The city of Little Rock is inviting citizens to attend a series of three public meetings on its proposed 2017 budget.

Little Rock is budgeting about $204.5 million for 2017. That represents about a 2.3 percent increase over the current year’s amended budget. The increase is possible because the city plans to use $4.7 million from its unrestricted reserve funds, or carry-over money from previous years. Little Rock needs to tap its unrestricted reserves because sales tax revenue has fallen short of projections, says Little Rock City Manager Bruce Moore.

-Donald Trump prepares for the White House and Asa Hutchinson prepares for Donald Trump.

-The answers are in on pollution along the Buffalo National River…but experts are still wading through the muck.

-The legislative session is a month away, but bills are already tricking down

-71,000 bulbs and a pigskin... the weekend in leisure

Arkansas’s net revenue came in slightly above forecast for the month of November, and exceeded net figures from the same period last year. But gross collections for the month were down.

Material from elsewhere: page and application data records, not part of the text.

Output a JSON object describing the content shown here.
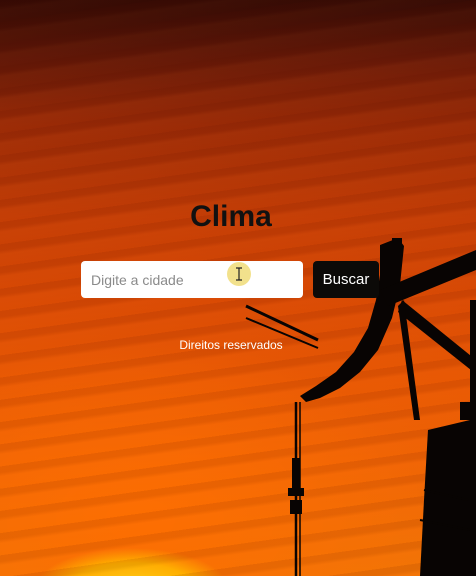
{
  "app": {
    "title": "Clima"
  },
  "search": {
    "placeholder": "Digite a cidade",
    "value": "",
    "button_label": "Buscar"
  },
  "footer": {
    "text": "Direitos reservados"
  },
  "cursor": {
    "icon": "text-cursor-icon"
  },
  "colors": {
    "sky_top": "#3a0d06",
    "sky_bottom": "#f27505",
    "sun": "#ffd21a",
    "button_bg": "#0c0a08",
    "title_text": "#111111",
    "footer_text": "#ffffff"
  }
}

The state Department of Finance and Administration said Friday that five months into fiscal year 2017, net revenue has totaled $2.15 billion, which is 1.7 percent above year ago levels but 0.5 percent below the agency’s forecast. The agency reported that gross revenues for the fiscal year came to about $2.5 billion, 0.9 percent above year ago levels but 0.8 percent below forecast.

A consultant hired by the Arkansas Department of Environmental Quality presented findings at the agency’s headquarters Thursday of subsurface tests made at a controversial swine farm near the Buffalo National River. ADEQ and environmental advocates are still mulling over the study’s details.

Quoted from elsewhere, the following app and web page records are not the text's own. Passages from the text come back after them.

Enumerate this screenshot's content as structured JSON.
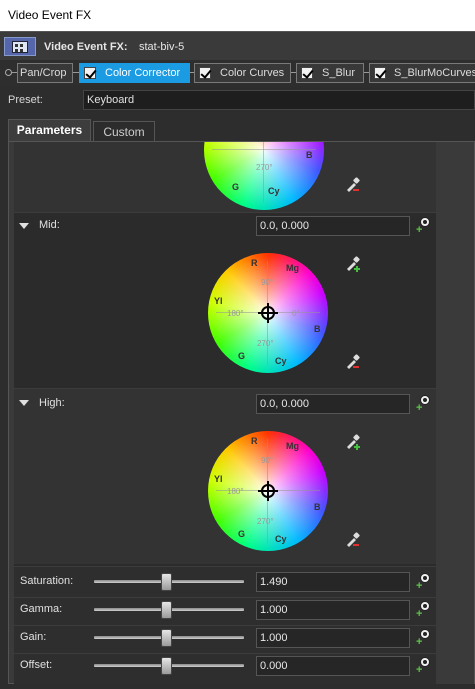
{
  "window": {
    "title": "Video Event FX"
  },
  "header": {
    "label": "Video Event FX:",
    "event_name": "stat-biv-5"
  },
  "chain": [
    {
      "label": "Pan/Crop",
      "checked": false,
      "active": false
    },
    {
      "label": "Color Corrector",
      "checked": true,
      "active": true
    },
    {
      "label": "Color Curves",
      "checked": true,
      "active": false
    },
    {
      "label": "S_Blur",
      "checked": true,
      "active": false
    },
    {
      "label": "S_BlurMoCurves",
      "checked": true,
      "active": false
    }
  ],
  "preset": {
    "label": "Preset:",
    "value": "Keyboard"
  },
  "tabs": {
    "parameters": "Parameters",
    "custom": "Custom"
  },
  "wheel_labels": {
    "r": "R",
    "mg": "Mg",
    "b": "B",
    "cy": "Cy",
    "g": "G",
    "yl": "Yl",
    "deg0": "0°",
    "deg90": "90°",
    "deg180": "180°",
    "deg270": "270°"
  },
  "sections": {
    "mid": {
      "label": "Mid:",
      "value": "0.0, 0.000"
    },
    "high": {
      "label": "High:",
      "value": "0.0, 0.000"
    }
  },
  "sliders": [
    {
      "label": "Saturation:",
      "value": "1.490"
    },
    {
      "label": "Gamma:",
      "value": "1.000"
    },
    {
      "label": "Gain:",
      "value": "1.000"
    },
    {
      "label": "Offset:",
      "value": "0.000"
    }
  ],
  "icons": {
    "plugin": "film-plugin-icon",
    "eyedropper_add": "eyedropper-plus-icon",
    "eyedropper_remove": "eyedropper-minus-icon",
    "keyframe": "keyframe-animate-icon",
    "collapse": "triangle-down-icon"
  },
  "colors": {
    "accent": "#1a9be2",
    "keyframe_green": "#5ec34a"
  }
}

A Conway elementary school librarian is a recipient of the 2016 “I Love My Librarian” Award. The American Library Association says Jamille Rogers of Marguerite Vann Elementary School in Conway is one of ten national winners of the annual public service award.

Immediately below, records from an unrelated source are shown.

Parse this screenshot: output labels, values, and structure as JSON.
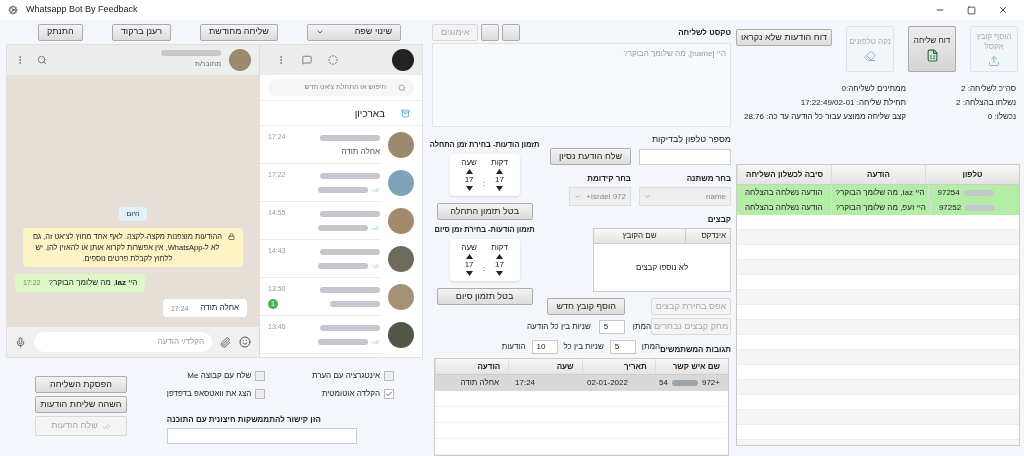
{
  "window": {
    "title": "Whatsapp Bot By Feedback"
  },
  "toolbar": {
    "language_dropdown": "שינוי שפה",
    "buttons": [
      "שליחה מחודשת",
      "רענן ברקוד",
      "התנתק"
    ]
  },
  "chat_list": {
    "search_placeholder": "חיפוש או התחלת צ'אט חדש",
    "archived": "בארכיון",
    "chats": [
      {
        "time": "17:24",
        "preview": "אחלה תודה",
        "ticks": false
      },
      {
        "time": "17:22",
        "ticks": true
      },
      {
        "time": "14:55",
        "ticks": true
      },
      {
        "time": "14:43",
        "ticks": true
      },
      {
        "time": "13:50",
        "ticks": false,
        "unread": "1"
      },
      {
        "time": "13:46",
        "ticks": true
      }
    ]
  },
  "conversation": {
    "status": "מחובר/ת",
    "date_chip": "היום",
    "encryption_notice": "ההודעות מוצפנות מקצה-לקצה. לאף אחד מחוץ לצ'אט זה, גם לא ל-WhatsApp, אין אפשרות לקרוא אותן או להאזין להן. יש ללחוץ לקבלת פרטים נוספים.",
    "messages": [
      {
        "kind": "outgoing",
        "text": "היי **Iaz**, מה שלומך הבוקר?",
        "time": "17:22"
      },
      {
        "kind": "incoming",
        "text": "אחלה תודה",
        "time": "17:24"
      }
    ],
    "input_placeholder": "הקלד/י הודעה"
  },
  "options": [
    {
      "label": "אינטגרציה עם הערת",
      "checked": false
    },
    {
      "label": "שלח עם קבוצה Me",
      "checked": false
    },
    {
      "label": "הקלדה אוטומטית",
      "checked": true
    },
    {
      "label": "הצג את וואטסאפ בדפדפן",
      "checked": false
    }
  ],
  "send_controls": [
    {
      "label": "הפסקת השליחה",
      "disabled": false,
      "kind": "plain"
    },
    {
      "label": "השהה שליחת הודעות",
      "disabled": false,
      "kind": "plain"
    },
    {
      "label": "שלח הודעות",
      "disabled": true,
      "kind": "send"
    }
  ],
  "webhook": {
    "label": "הזן קישור להתממשקות חיצונית עם התוכנה"
  },
  "message_editor": {
    "label": "טקסט לשליחה",
    "emoji_button": {
      "label": "אימוגים",
      "disabled": true
    },
    "placeholder": "היי [name], מה שלומך הבוקר?"
  },
  "test_phone": {
    "label": "מספר טלפון לבדיקות",
    "send_button": "שלח הודעת נסיון"
  },
  "variable": {
    "label": "בחר משתנה",
    "value": "name",
    "disabled": true
  },
  "prefix": {
    "label": "בחר קידומת",
    "value": "Israel 972+",
    "disabled": true
  },
  "files": {
    "label": "קבצים",
    "columns": [
      "אינדקס",
      "שם הקובץ"
    ],
    "empty": "לא נוספו קבצים",
    "buttons": [
      {
        "label": "הוסף קובץ חדש",
        "disabled": false
      },
      {
        "label": "אפס בחירת קבצים",
        "disabled": true
      },
      {
        "label": "מחק קבצים נבחרים",
        "disabled": true
      }
    ]
  },
  "schedules": [
    {
      "title": "תזמון הודעות- בחירת זמן התחלה",
      "fields": [
        {
          "label": "דקות",
          "value": "17"
        },
        {
          "label": "שעה",
          "value": "17"
        }
      ],
      "separator": ":",
      "cancel_button": "בטל תזמון התחלה"
    },
    {
      "title": "תזמון הודעות- בחירת זמן סיום",
      "fields": [
        {
          "label": "דקות",
          "value": "17"
        },
        {
          "label": "שעה",
          "value": "17"
        }
      ],
      "separator": ":",
      "cancel_button": "בטל תזמון סיום"
    }
  ],
  "delays": {
    "per_message": {
      "prefix": "המתן",
      "seconds": "5",
      "suffix": "שניות בין כל הודעה"
    },
    "per_batch": {
      "prefix": "המתן",
      "seconds": "5",
      "middle": "שניות בין כל",
      "count": "10",
      "suffix": "הודעות"
    }
  },
  "responses": {
    "title": "תגובות המשתמשים",
    "columns": [
      "שם איש קשר",
      "תאריך",
      "שעה",
      "הודעה"
    ],
    "rows": [
      {
        "contact_end": "54",
        "contact_start": "972+",
        "date": "02-01-2022",
        "time": "17:24",
        "message": "אחלה תודה",
        "selected": true
      }
    ]
  },
  "actions": [
    {
      "label": "הוסף קובץ אקסל",
      "kind": "upload",
      "disabled": true
    },
    {
      "label": "דוח שליחה",
      "kind": "excel",
      "disabled": false
    },
    {
      "label": "נקה טלפונים",
      "kind": "clear",
      "disabled": true
    }
  ],
  "unread_report_button": "דוח הודעות שלא נקראו",
  "stats": {
    "column_1": [
      "סה\"כ לשליחה: 2",
      "נשלחו בהצלחה: 2",
      "נכשלו: 0"
    ],
    "column_2": [
      "ממתינים לשליחה:0",
      "תחילת שליחה: 17:22:49/02-01",
      "קצב שליחה ממוצע עבור כל הודעה עד כה: 28.76"
    ]
  },
  "results": {
    "columns": [
      "טלפון",
      "הודעה",
      "סיבה לכשלון השליחה"
    ],
    "rows": [
      {
        "phone": "97254",
        "message": "היי Iaz, מה שלומך הבוקר?",
        "reason": "הודעה נשלחה בהצלחה",
        "success": true
      },
      {
        "phone": "97252",
        "message": "היי זעפ, מה שלומך הבוקר?",
        "reason": "הודעה נשלחה בהצלחה",
        "success": true
      }
    ]
  }
}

All of Arkansas’s metropolitan areas saw unemployment rate declines in October, compared to both the same period last year and to the previous month. The U.S. Bureau of Labor Statistics released data Wednesday showing the state’s unemployment rate was a non-seasonally adjusted 3.4 percent, down from 3.9 percent in the previous month and down from 4.3 percent during the same period last year.

File photo. Attorney General Leslie Rutledge (R).
Michael Hibblen / KUAR News

Arkansas Attorney General Leslie Rutledge and Alabama Attorney General Luther Strange are leading a legal challenge of new U.S. Fish and Wildlife Service regulations.

U.S. Department of Housing and Urban Development

The number of people experiencing homelessness in Arkansas dropped in 2016. That’s according to a new report released by the U.S. Department of Housing and Urban Development. The state's homeless population dropped 3.8 percent since last year and 10.8 percent since 2010, according to the report. HUD estimated that 2,463 people in the state are homeless in 2016.

Former Arkansas Gov. Mike Huckabee and Arkansas’s Junior U.S. Sen. Tom Cotton were both spotted entering the Trump Tower elevator in New York Friday.

The Arkansas Supreme Court in 2015.
Arkansas Supreme Court

Should the seven justices on the Arkansas Supreme Court be elected? That’s been a central question of the Arkansas Bar Association’s 81-member House of Delegates for much of this year. The group, made of lawyers from around the state, will meet in December to decide on approving a proposed constitutional amendment drafted by a Bar Association task force that would create an appointment system for the justices.